## Assignment
In the material below, find every line containing "title" and copy that line.

START The records

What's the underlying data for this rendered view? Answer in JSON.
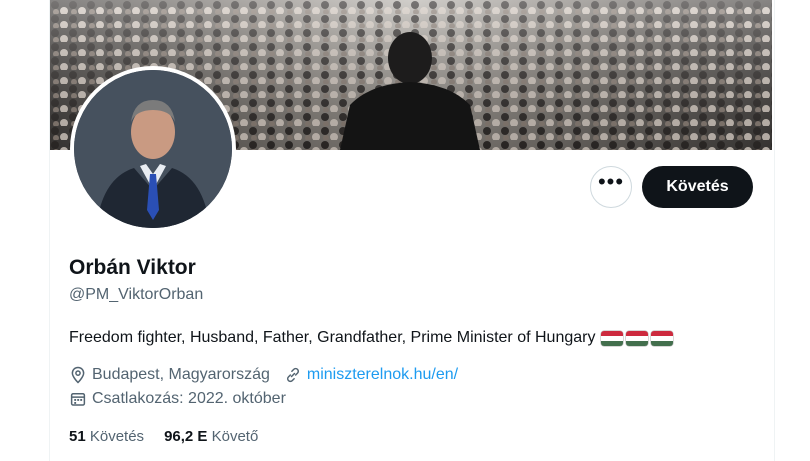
{
  "profile": {
    "name": "Orbán Viktor",
    "handle": "@PM_ViktorOrban",
    "bio": "Freedom fighter, Husband, Father, Grandfather, Prime Minister of Hungary",
    "bio_flags": [
      "hungary-flag",
      "hungary-flag",
      "hungary-flag"
    ],
    "location": "Budapest, Magyarország",
    "website": "miniszterelnok.hu/en/",
    "joined": "Csatlakozás: 2022. október"
  },
  "actions": {
    "more_label": "•••",
    "follow_label": "Követés"
  },
  "stats": {
    "following_count": "51",
    "following_label": "Követés",
    "followers_count": "96,2 E",
    "followers_label": "Követő"
  },
  "icons": {
    "location": "location-pin-icon",
    "link": "link-icon",
    "calendar": "calendar-icon"
  },
  "colors": {
    "accent": "#1d9bf0",
    "primary_text": "#0f1419",
    "secondary_text": "#536471",
    "follow_button": "#0f1419",
    "flag_red": "#cd2a3e",
    "flag_white": "#ffffff",
    "flag_green": "#436f4d"
  }
}
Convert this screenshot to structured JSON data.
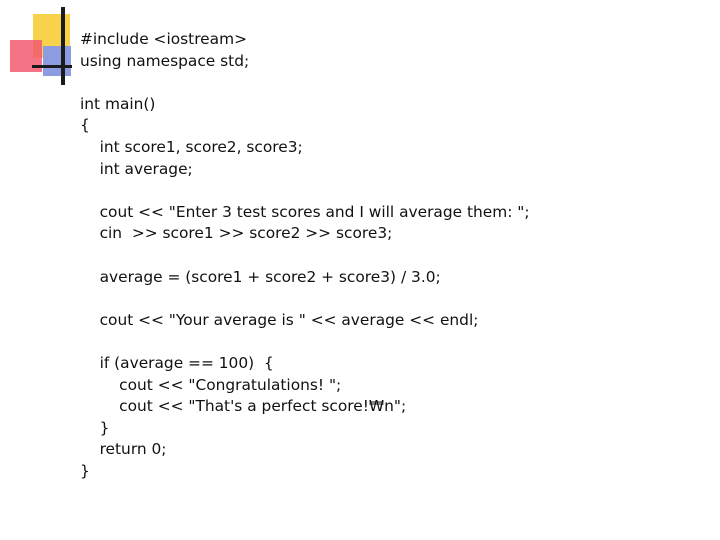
{
  "logo": {
    "icon": "slide-corner-logo",
    "colors": {
      "yellow": "#f8d24a",
      "red": "#f25a6f",
      "blue": "#8d9be0",
      "line": "#1b1b1b"
    }
  },
  "code_lines": [
    "#include <iostream>",
    "using namespace std;",
    "",
    "int main()",
    "{",
    "    int score1, score2, score3;",
    "    int average;",
    "",
    "    cout << \"Enter 3 test scores and I will average them: \";",
    "    cin  >> score1 >> score2 >> score3;",
    "",
    "    average = (score1 + score2 + score3) / 3.0;",
    "",
    "    cout << \"Your average is \" << average << endl;",
    "",
    "    if (average == 100)  {",
    "        cout << \"Congratulations! \";",
    "        cout << \"That's a perfect score!₩n\";",
    "    }",
    "    return 0;",
    "}"
  ]
}
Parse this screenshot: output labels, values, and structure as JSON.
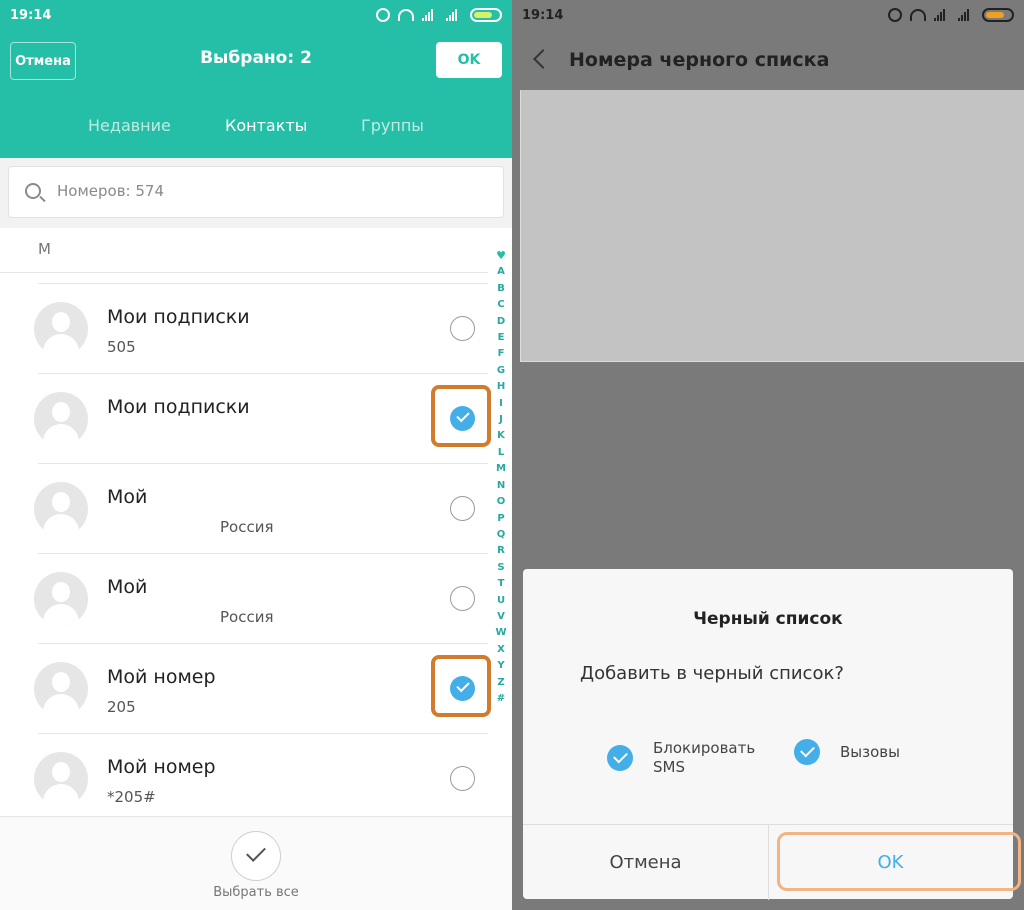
{
  "left": {
    "status": {
      "time": "19:14"
    },
    "header": {
      "cancel": "Отмена",
      "title": "Выбрано: 2",
      "ok": "OK"
    },
    "tabs": [
      "Недавние",
      "Контакты",
      "Группы"
    ],
    "search": {
      "placeholder": "Номеров: 574"
    },
    "section": "M",
    "contacts": [
      {
        "name": "Мои подписки",
        "sub": "505",
        "checked": false
      },
      {
        "name": "Мои подписки",
        "sub": "",
        "checked": true
      },
      {
        "name": "Мой",
        "sub": "Россия",
        "checked": false
      },
      {
        "name": "Мой",
        "sub": "Россия",
        "checked": false
      },
      {
        "name": "Мой номер",
        "sub": "205",
        "checked": true
      },
      {
        "name": "Мой номер",
        "sub": "*205#",
        "checked": false
      }
    ],
    "alphabet": [
      "A",
      "B",
      "C",
      "D",
      "E",
      "F",
      "G",
      "H",
      "I",
      "J",
      "K",
      "L",
      "M",
      "N",
      "O",
      "P",
      "Q",
      "R",
      "S",
      "T",
      "U",
      "V",
      "W",
      "X",
      "Y",
      "Z",
      "#"
    ],
    "select_all": "Выбрать все",
    "colors": {
      "accent": "#25bfa8",
      "check": "#43aee7",
      "highlight": "#d37b2c"
    }
  },
  "right": {
    "status": {
      "time": "19:14"
    },
    "header": {
      "title": "Номера черного списка"
    },
    "dialog": {
      "title": "Черный список",
      "question": "Добавить в черный список?",
      "options": [
        "Блокировать SMS",
        "Вызовы"
      ],
      "cancel": "Отмена",
      "ok": "OK"
    },
    "colors": {
      "check": "#43aee7",
      "ok_highlight": "#f2b485"
    }
  }
}
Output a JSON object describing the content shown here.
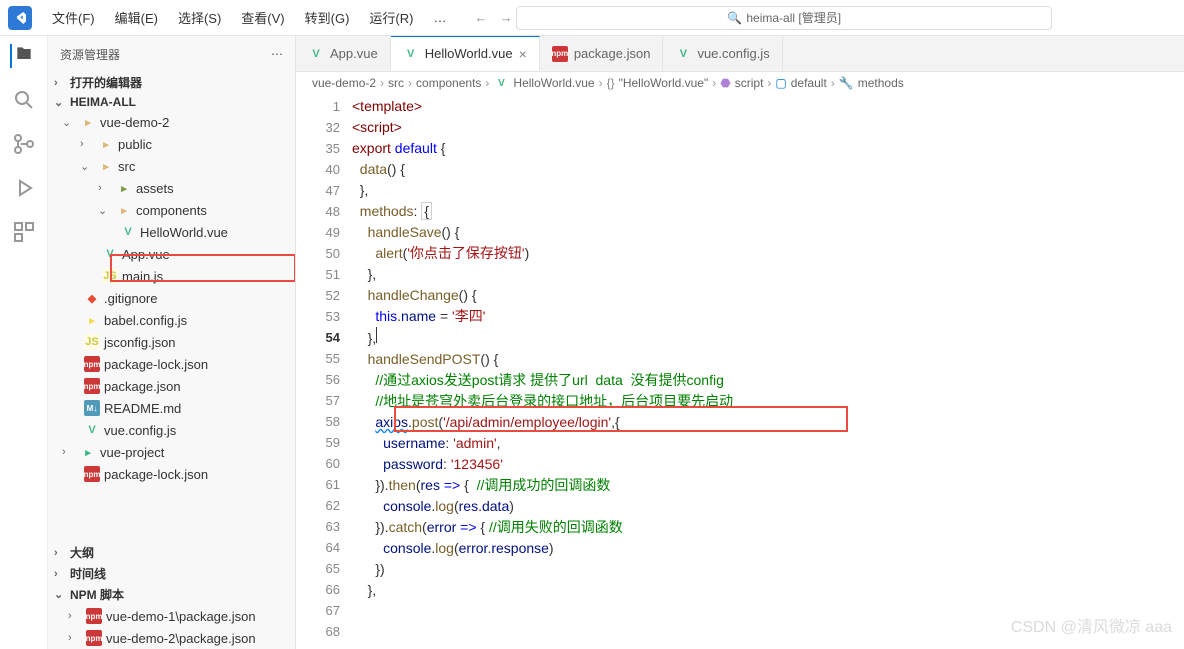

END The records

## Completed task
      "title": "Выбрано: 2",
      "title": "Номера черного списка"
      "title": "Черный список",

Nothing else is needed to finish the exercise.